It wasn’t hard to pick up the pitch, or the attitude you needed to use with it. Grinning, chuckling, smarmy comments and winks were, perhaps surprisingly, as useful as they are in the movies. I guess that having grown up in Devon, where very few (if any) salesmen came to the door, I was more surprised by the way the stereotype really applied than I would have been had I grown up in a big town.

Every day at about 11am, we’d leave our office near Northbridge in Perth and set off for the suburbs. We worked from Rockingham to Two Rocks, and covered much territory in between. Some areas we covered were well-to-do districts (not great for doorstep sales), some were fairly built-up (lots of flats equals lots of sales) and some were low-income outer suburbs (redback spiders above the doors). I saw it all, from swarms of bees to bored housewives, from kangaroos to gold miners (a trio of whom once insisted on giving me a bong before they signd up… I was so stoned for the rest of the day that I didn’t make any more sales in the remaining two hours). I stopped at Aboriginal houses which were empty, as all life went on in the garden, and plush beach villas, most of which were empty just because it wasn’t the holidays. But most of our targets were in the low-income white suburbs… these were the people who really wanted to save money, after all.

Abuse was a fairly common thing.

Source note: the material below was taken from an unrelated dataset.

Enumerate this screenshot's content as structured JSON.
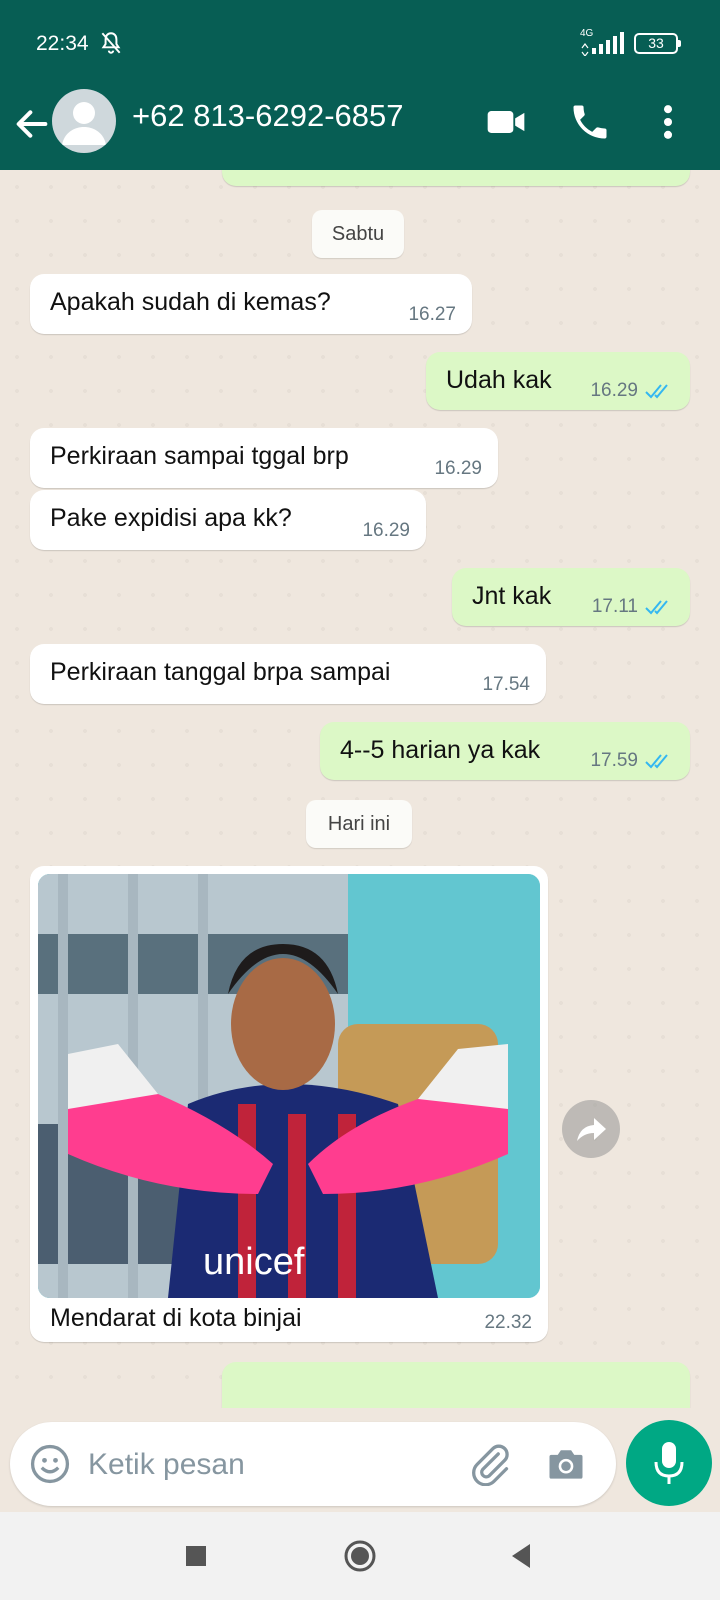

This ranged from the odd, simple “Fuck off!” to a man threatening that he’d “have [my] balls for breakfast”, to an Asian colleague being chased down the street by a gentleman with a metal bar. Some triad boys once threatened me with knives. But I also experienced a lot of kindness. The kindness of strangers is, to misquote, oddly reliable. I was treated for sunstroke by a kindly widow, I was given a bellyful of beer by a couple of proper ockers who asked me what I thought of their wives; I was given a cuppa and a chip butty by some Yorkshire expats. In fact, kindness definitely outweighed abuse. But abuse gets to you.

What really ended up pissing me off about the job was my colleagues. Some of them were lovely: Simon, a fellow Englishman who became a good friend, for example. But then there were the wide boys, like Miguel and Jermaine. These two wanted to be gangsters (one of them probably is now, if he’s not dead), and pushed my patience to superhuman levels. And my boss, Alex. This guy was getting about $16 for every sale I made. For every sale I got $12 and he got $16. A good business for him but utterly demoralising for me.

All we did with our pay was drink, party and eat fast food. We went to a karaoke bar called Seoul Karaoke and nicked bottles from the storage area by the loos. Everyone took speed and ecstasy at the weekend and many of us would start work hungover… it was a highly unhealthy lifestyle. And that’s without mentioning my unpleasant experience with Rohypnol.

I’m not sure why I’ve written this, other than to relive an experience I’ll hopefully never have to go through again. If any prospective door-to-door salesmen read this, I have one piece of advice: if you must do it, do it. But get out as soon as you can. Doorstep sales is a depressing, dehumanising job.

What’s the worst job you’ve ever had?